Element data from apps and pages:
[Start of Attachment]

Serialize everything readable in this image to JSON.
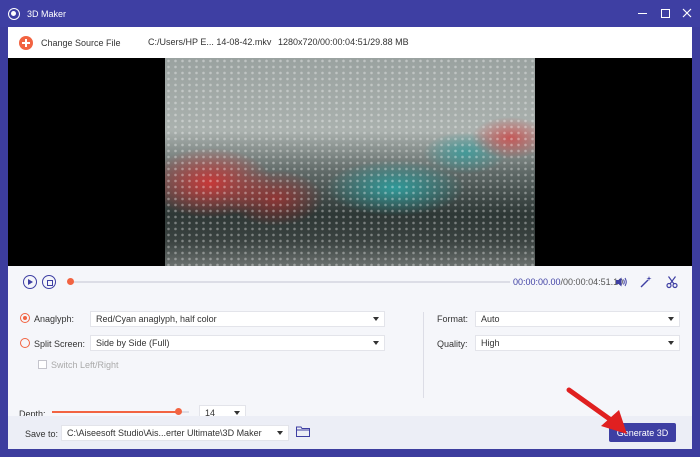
{
  "window": {
    "title": "3D Maker"
  },
  "source": {
    "change_label": "Change Source File",
    "file_path": "C:/Users/HP E... 14-08-42.mkv",
    "file_info": "1280x720/00:00:04:51/29.88 MB"
  },
  "playback": {
    "current_time": "00:00:00.00",
    "total_time": "/00:00:04:51.10",
    "progress": 0.0
  },
  "settings": {
    "anaglyph_label": "Anaglyph:",
    "anaglyph_value": "Red/Cyan anaglyph, half color",
    "split_label": "Split Screen:",
    "split_value": "Side by Side (Full)",
    "switch_label": "Switch Left/Right",
    "depth_label": "Depth:",
    "depth_value": "14",
    "format_label": "Format:",
    "format_value": "Auto",
    "quality_label": "Quality:",
    "quality_value": "High"
  },
  "save": {
    "label": "Save to:",
    "path": "C:\\Aiseesoft Studio\\Ais...erter Ultimate\\3D Maker",
    "generate_label": "Generate 3D"
  },
  "colors": {
    "accent": "#3e3fa3",
    "orange": "#f26341",
    "annotation": "#e02020"
  }
}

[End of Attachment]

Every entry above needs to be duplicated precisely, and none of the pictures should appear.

Serialize everything readable in this image to JSON.
{
  "window": {
    "title": "3D Maker"
  },
  "source": {
    "change_label": "Change Source File",
    "file_path": "C:/Users/HP E... 14-08-42.mkv",
    "file_info": "1280x720/00:00:04:51/29.88 MB"
  },
  "playback": {
    "current_time": "00:00:00.00",
    "total_time": "/00:00:04:51.10",
    "progress": 0.0
  },
  "settings": {
    "anaglyph_label": "Anaglyph:",
    "anaglyph_value": "Red/Cyan anaglyph, half color",
    "split_label": "Split Screen:",
    "split_value": "Side by Side (Full)",
    "switch_label": "Switch Left/Right",
    "depth_label": "Depth:",
    "depth_value": "14",
    "format_label": "Format:",
    "format_value": "Auto",
    "quality_label": "Quality:",
    "quality_value": "High"
  },
  "save": {
    "label": "Save to:",
    "path": "C:\\Aiseesoft Studio\\Ais...erter Ultimate\\3D Maker",
    "generate_label": "Generate 3D"
  },
  "colors": {
    "accent": "#3e3fa3",
    "orange": "#f26341",
    "annotation": "#e02020"
  }
}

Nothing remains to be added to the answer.